MINNEAPOLIS/ST. PAUL (06/02/2021) — The University of Minnesota Genomics Center (UMGC) announced today it has received funding from the Centers for Disease Control and Prevention (CDC) to conduct genome sequencing on 6,000 COVID-19 samples to aid national and global viral surveillance efforts.

The nearly $750,000 contract will allow UMGC to sequence samples of SARS-CoV-2, the virus that causes COVID-19, over the course of one year in collaboration with the Minnesota Department of Health (MDH). Sequencing allows scientists to determine the exact nature of the virus at the genetic level, which known variant it pertains to and whether any new virus mutations are present.

“Sequencing and genomic surveillance have been, and will continue to be, really important throughout the pandemic,” said Daryl Gohl, Ph.D., principal investigator on the CDC contract and group leader with UMGC’s Innovation Lab. “Understanding when the virus is evolving and how it is changing lets you determine how outbreaks are happening and if additional public health interventions are needed.”
Public health experts can use the data and analysis provided through sequencing to trace where virus outbreaks originate, monitor for new variants, and spot changes in the virus as it attempts to evade the immune system. This information can inform the public health response, including investigation of outbreak clusters or other measures designed to curb the spread of the virus.

Under the award, UMGC will collaborate with MDH to identify which samples to sequence, and then provide the resulting data and analysis from those samples. To maintain patient privacy, the data released will only contain genomic information from the virus itself, not from the human who provided the sample. The minimal metadata that accompanies this genomic data will not contain information that can be used to identify an individual. 

Read the full press release here

COVID Surveillance on Other Fronts

As another way to watch for new strains of SARS-CoV-2, UMGC has collaborated with the Metropolitan Council to monitor the wastewater flushed down toilets in the Twin Cities. UMGC has used quantitative PCR, digital PCR, and, most recently, next-generation sequencing to interrogate samples from the primary sewage treatment plant in St. Paul, in order to spot early warning signs of new COVID outbreaks.

In addition to sequencing, UMGC has performed hundreds of thousands of COVID-19 tests over the course of the pandemic in collaboration with the UMN Medical School. As employers and schools look to return to in-person working and learning, the center is equipped to provide testing support to these and other organizations that need large-scale, low-cost testing.

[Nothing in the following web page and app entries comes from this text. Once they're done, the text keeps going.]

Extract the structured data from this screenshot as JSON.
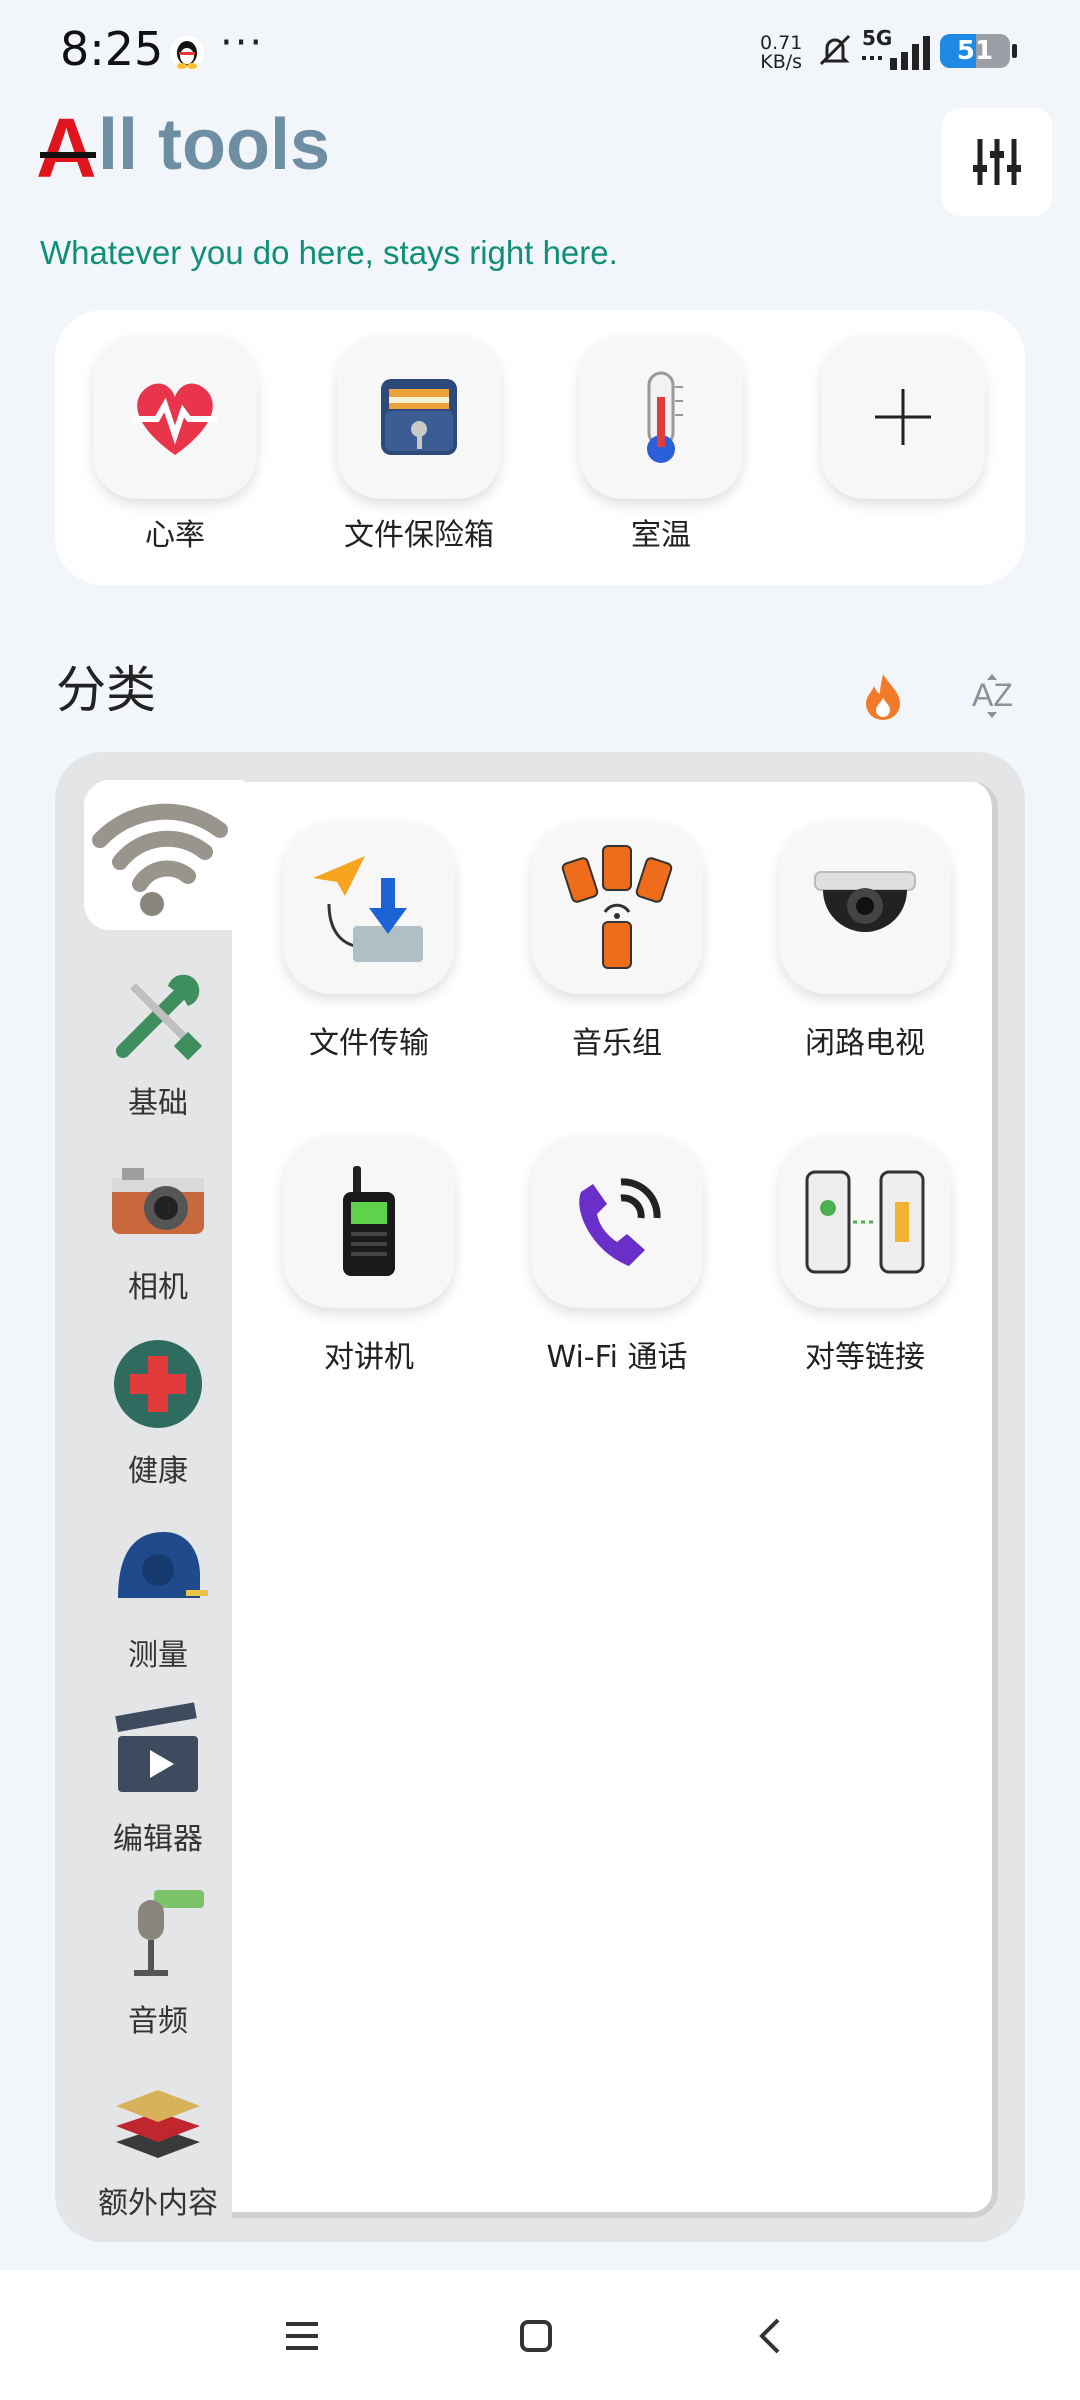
{
  "status_bar": {
    "time": "8:25",
    "more": "···",
    "net_speed_value": "0.71",
    "net_speed_unit": "KB/s",
    "network": "5G",
    "battery": "51",
    "battery_level": 0.51,
    "icons": [
      "qq-icon",
      "mute-icon",
      "signal-icon",
      "battery-icon"
    ]
  },
  "header": {
    "logo_letter": "A",
    "title": "ll tools",
    "subtitle": "Whatever you do here, stays right here.",
    "settings_icon": "sliders-icon"
  },
  "favorites": [
    {
      "label": "心率",
      "icon": "heart-rate-icon"
    },
    {
      "label": "文件保险箱",
      "icon": "file-vault-icon"
    },
    {
      "label": "室温",
      "icon": "thermometer-icon"
    },
    {
      "label": "",
      "icon": "plus-icon"
    }
  ],
  "categories": {
    "heading": "分类",
    "sort_icons": [
      "flame-icon",
      "az-sort-icon"
    ],
    "sidebar": [
      {
        "label": "",
        "icon": "wifi-icon",
        "selected": true
      },
      {
        "label": "基础",
        "icon": "tools-icon"
      },
      {
        "label": "相机",
        "icon": "camera-icon"
      },
      {
        "label": "健康",
        "icon": "health-cross-icon"
      },
      {
        "label": "测量",
        "icon": "tape-measure-icon"
      },
      {
        "label": "编辑器",
        "icon": "clapperboard-icon"
      },
      {
        "label": "音频",
        "icon": "microphone-icon"
      },
      {
        "label": "额外内容",
        "icon": "layers-icon"
      }
    ],
    "tools": [
      {
        "label": "文件传输",
        "icon": "file-transfer-icon"
      },
      {
        "label": "音乐组",
        "icon": "music-group-icon"
      },
      {
        "label": "闭路电视",
        "icon": "cctv-camera-icon"
      },
      {
        "label": "对讲机",
        "icon": "walkie-talkie-icon"
      },
      {
        "label": "Wi-Fi 通话",
        "icon": "wifi-call-icon"
      },
      {
        "label": "对等链接",
        "icon": "peer-link-icon"
      }
    ]
  },
  "nav_bar": {
    "icons": [
      "menu-icon",
      "home-icon",
      "back-icon"
    ]
  },
  "colors": {
    "background": "#f2f5fa",
    "logo_red": "#e0141c",
    "title": "#6d8ea3",
    "subtitle": "#0f8f7a",
    "battery_fill": "#1e88e5"
  }
}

Contact the UMGC Director, Dr. Kenny Beckman at kbeckman@umn.edu, with inquiries about COVID sequencing. See the UMGC's SARS-CoV-2 Service page for more information on genome sequencing and COVID testing.